● Prompt: Reproduce, word for word, all of the records; the pictures stay out.

● Data for processing:
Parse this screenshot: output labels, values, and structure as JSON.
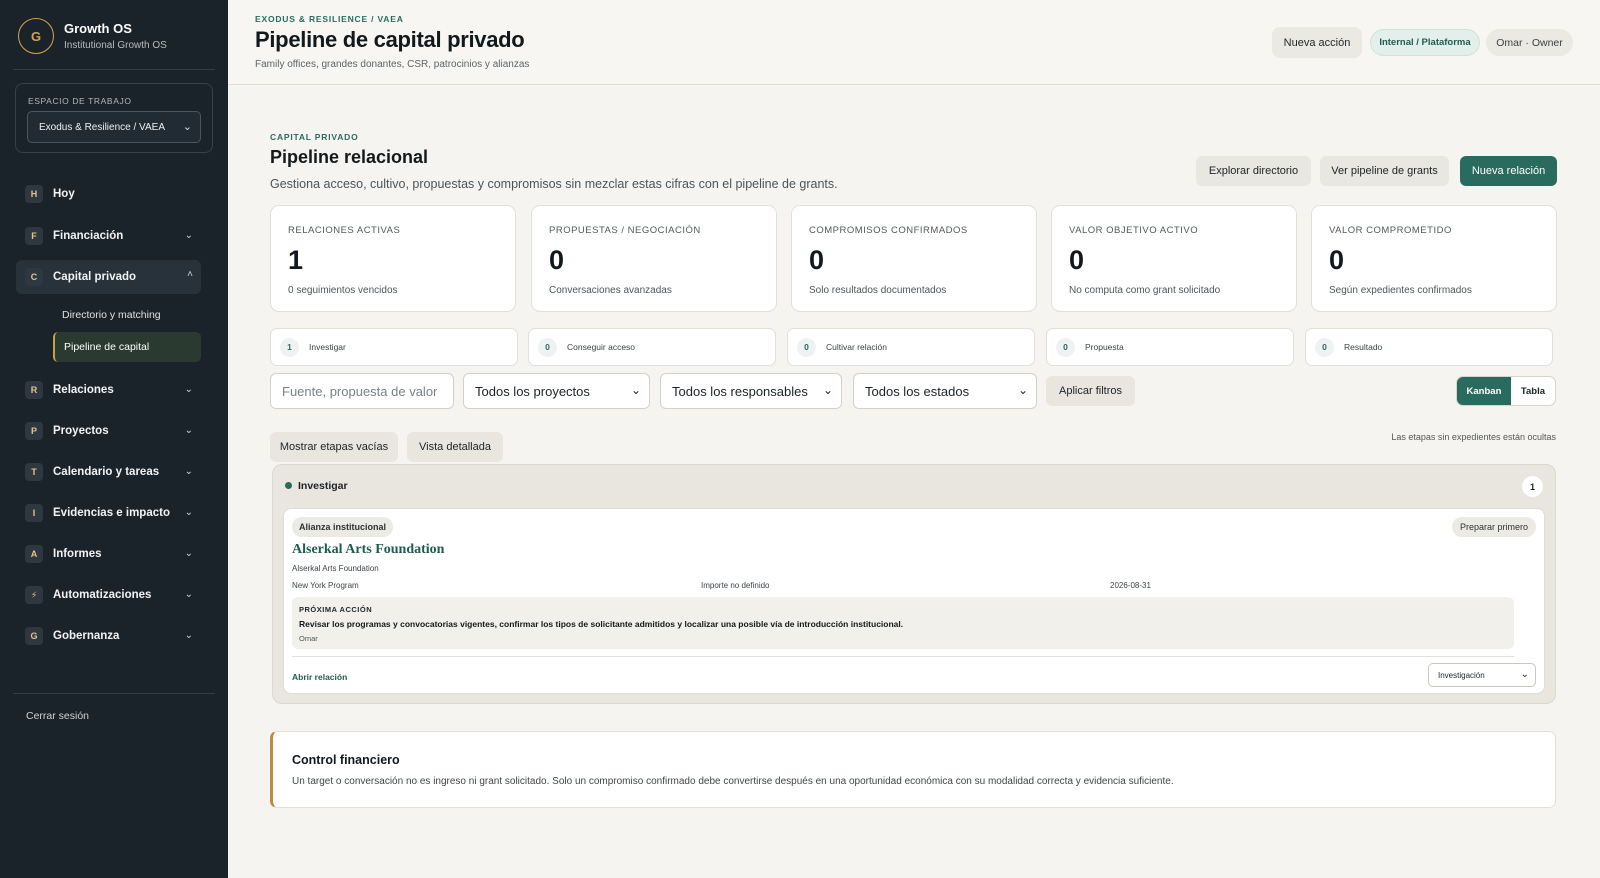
{
  "brand": {
    "logo_letter": "G",
    "name": "Growth OS",
    "subtitle": "Institutional Growth OS"
  },
  "workspace": {
    "label": "ESPACIO DE TRABAJO",
    "value": "Exodus & Resilience / VAEA"
  },
  "nav": {
    "hoy": {
      "badge": "H",
      "label": "Hoy"
    },
    "financiacion": {
      "badge": "F",
      "label": "Financiación"
    },
    "capital": {
      "badge": "C",
      "label": "Capital privado"
    },
    "capital_sub": [
      "Directorio y matching",
      "Pipeline de capital"
    ],
    "relaciones": {
      "badge": "R",
      "label": "Relaciones"
    },
    "proyectos": {
      "badge": "P",
      "label": "Proyectos"
    },
    "calendario": {
      "badge": "T",
      "label": "Calendario y tareas"
    },
    "evidencias": {
      "badge": "I",
      "label": "Evidencias e impacto"
    },
    "informes": {
      "badge": "A",
      "label": "Informes"
    },
    "automatizaciones": {
      "badge": "⚡",
      "label": "Automatizaciones"
    },
    "gobernanza": {
      "badge": "G",
      "label": "Gobernanza"
    }
  },
  "logout": "Cerrar sesión",
  "header": {
    "eyebrow": "EXODUS & RESILIENCE / VAEA",
    "title": "Pipeline de capital privado",
    "subtitle": "Family offices, grandes donantes, CSR, patrocinios y alianzas",
    "new_action": "Nueva acción",
    "scope_pill": "Internal / Plataforma",
    "user_pill": "Omar · Owner"
  },
  "section": {
    "eyebrow": "CAPITAL PRIVADO",
    "title": "Pipeline relacional",
    "description": "Gestiona acceso, cultivo, propuestas y compromisos sin mezclar estas cifras con el pipeline de grants.",
    "btn_directory": "Explorar directorio",
    "btn_grants": "Ver pipeline de grants",
    "btn_new": "Nueva relación"
  },
  "kpis": [
    {
      "label": "RELACIONES ACTIVAS",
      "value": "1",
      "note": "0 seguimientos vencidos"
    },
    {
      "label": "PROPUESTAS / NEGOCIACIÓN",
      "value": "0",
      "note": "Conversaciones avanzadas"
    },
    {
      "label": "COMPROMISOS CONFIRMADOS",
      "value": "0",
      "note": "Solo resultados documentados"
    },
    {
      "label": "VALOR OBJETIVO ACTIVO",
      "value": "0",
      "note": "No computa como grant solicitado"
    },
    {
      "label": "VALOR COMPROMETIDO",
      "value": "0",
      "note": "Según expedientes confirmados"
    }
  ],
  "stages": [
    {
      "count": "1",
      "name": "Investigar"
    },
    {
      "count": "0",
      "name": "Conseguir acceso"
    },
    {
      "count": "0",
      "name": "Cultivar relación"
    },
    {
      "count": "0",
      "name": "Propuesta"
    },
    {
      "count": "0",
      "name": "Resultado"
    }
  ],
  "filters": {
    "search_placeholder": "Fuente, propuesta de valor",
    "projects": "Todos los proyectos",
    "owners": "Todos los responsables",
    "states": "Todos los estados",
    "apply": "Aplicar filtros",
    "show_empty": "Mostrar etapas vacías",
    "detailed_view": "Vista detallada",
    "hidden_hint": "Las etapas sin expedientes están ocultas"
  },
  "view_toggle": {
    "kanban": "Kanban",
    "table": "Tabla"
  },
  "column": {
    "name": "Investigar",
    "count": "1",
    "card": {
      "tag": "Alianza institucional",
      "prepare": "Preparar primero",
      "title": "Alserkal Arts Foundation",
      "org": "Alserkal Arts Foundation",
      "program": "New York Program",
      "amount": "Importe no definido",
      "date": "2026-08-31",
      "next_label": "PRÓXIMA ACCIÓN",
      "next_text": "Revisar los programas y convocatorias vigentes, confirmar los tipos de solicitante admitidos y localizar una posible vía de introducción institucional.",
      "next_owner": "Omar",
      "open": "Abrir relación",
      "stage_select": "Investigación"
    }
  },
  "control": {
    "title": "Control financiero",
    "text": "Un target o conversación no es ingreso ni grant solicitado. Solo un compromiso confirmado debe convertirse después en una oportunidad económica con su modalidad correcta y evidencia suficiente."
  },
  "colors": {
    "sidebar": "#1b232a",
    "accent": "#2a6b5f",
    "gold": "#c08a3e",
    "background": "#f5f4f0"
  }
}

● Result:
Parse this screenshot: output labels, values, and structure as JSON.
{
  "brand": {
    "logo_letter": "G",
    "name": "Growth OS",
    "subtitle": "Institutional Growth OS"
  },
  "workspace": {
    "label": "ESPACIO DE TRABAJO",
    "value": "Exodus & Resilience / VAEA"
  },
  "nav": {
    "hoy": {
      "badge": "H",
      "label": "Hoy"
    },
    "financiacion": {
      "badge": "F",
      "label": "Financiación"
    },
    "capital": {
      "badge": "C",
      "label": "Capital privado"
    },
    "capital_sub": [
      "Directorio y matching",
      "Pipeline de capital"
    ],
    "relaciones": {
      "badge": "R",
      "label": "Relaciones"
    },
    "proyectos": {
      "badge": "P",
      "label": "Proyectos"
    },
    "calendario": {
      "badge": "T",
      "label": "Calendario y tareas"
    },
    "evidencias": {
      "badge": "I",
      "label": "Evidencias e impacto"
    },
    "informes": {
      "badge": "A",
      "label": "Informes"
    },
    "automatizaciones": {
      "badge": "⚡",
      "label": "Automatizaciones"
    },
    "gobernanza": {
      "badge": "G",
      "label": "Gobernanza"
    }
  },
  "logout": "Cerrar sesión",
  "header": {
    "eyebrow": "EXODUS & RESILIENCE / VAEA",
    "title": "Pipeline de capital privado",
    "subtitle": "Family offices, grandes donantes, CSR, patrocinios y alianzas",
    "new_action": "Nueva acción",
    "scope_pill": "Internal / Plataforma",
    "user_pill": "Omar · Owner"
  },
  "section": {
    "eyebrow": "CAPITAL PRIVADO",
    "title": "Pipeline relacional",
    "description": "Gestiona acceso, cultivo, propuestas y compromisos sin mezclar estas cifras con el pipeline de grants.",
    "btn_directory": "Explorar directorio",
    "btn_grants": "Ver pipeline de grants",
    "btn_new": "Nueva relación"
  },
  "kpis": [
    {
      "label": "RELACIONES ACTIVAS",
      "value": "1",
      "note": "0 seguimientos vencidos"
    },
    {
      "label": "PROPUESTAS / NEGOCIACIÓN",
      "value": "0",
      "note": "Conversaciones avanzadas"
    },
    {
      "label": "COMPROMISOS CONFIRMADOS",
      "value": "0",
      "note": "Solo resultados documentados"
    },
    {
      "label": "VALOR OBJETIVO ACTIVO",
      "value": "0",
      "note": "No computa como grant solicitado"
    },
    {
      "label": "VALOR COMPROMETIDO",
      "value": "0",
      "note": "Según expedientes confirmados"
    }
  ],
  "stages": [
    {
      "count": "1",
      "name": "Investigar"
    },
    {
      "count": "0",
      "name": "Conseguir acceso"
    },
    {
      "count": "0",
      "name": "Cultivar relación"
    },
    {
      "count": "0",
      "name": "Propuesta"
    },
    {
      "count": "0",
      "name": "Resultado"
    }
  ],
  "filters": {
    "search_placeholder": "Fuente, propuesta de valor",
    "projects": "Todos los proyectos",
    "owners": "Todos los responsables",
    "states": "Todos los estados",
    "apply": "Aplicar filtros",
    "show_empty": "Mostrar etapas vacías",
    "detailed_view": "Vista detallada",
    "hidden_hint": "Las etapas sin expedientes están ocultas"
  },
  "view_toggle": {
    "kanban": "Kanban",
    "table": "Tabla"
  },
  "column": {
    "name": "Investigar",
    "count": "1",
    "card": {
      "tag": "Alianza institucional",
      "prepare": "Preparar primero",
      "title": "Alserkal Arts Foundation",
      "org": "Alserkal Arts Foundation",
      "program": "New York Program",
      "amount": "Importe no definido",
      "date": "2026-08-31",
      "next_label": "PRÓXIMA ACCIÓN",
      "next_text": "Revisar los programas y convocatorias vigentes, confirmar los tipos de solicitante admitidos y localizar una posible vía de introducción institucional.",
      "next_owner": "Omar",
      "open": "Abrir relación",
      "stage_select": "Investigación"
    }
  },
  "control": {
    "title": "Control financiero",
    "text": "Un target o conversación no es ingreso ni grant solicitado. Solo un compromiso confirmado debe convertirse después en una oportunidad económica con su modalidad correcta y evidencia suficiente."
  },
  "colors": {
    "sidebar": "#1b232a",
    "accent": "#2a6b5f",
    "gold": "#c08a3e",
    "background": "#f5f4f0"
  }
}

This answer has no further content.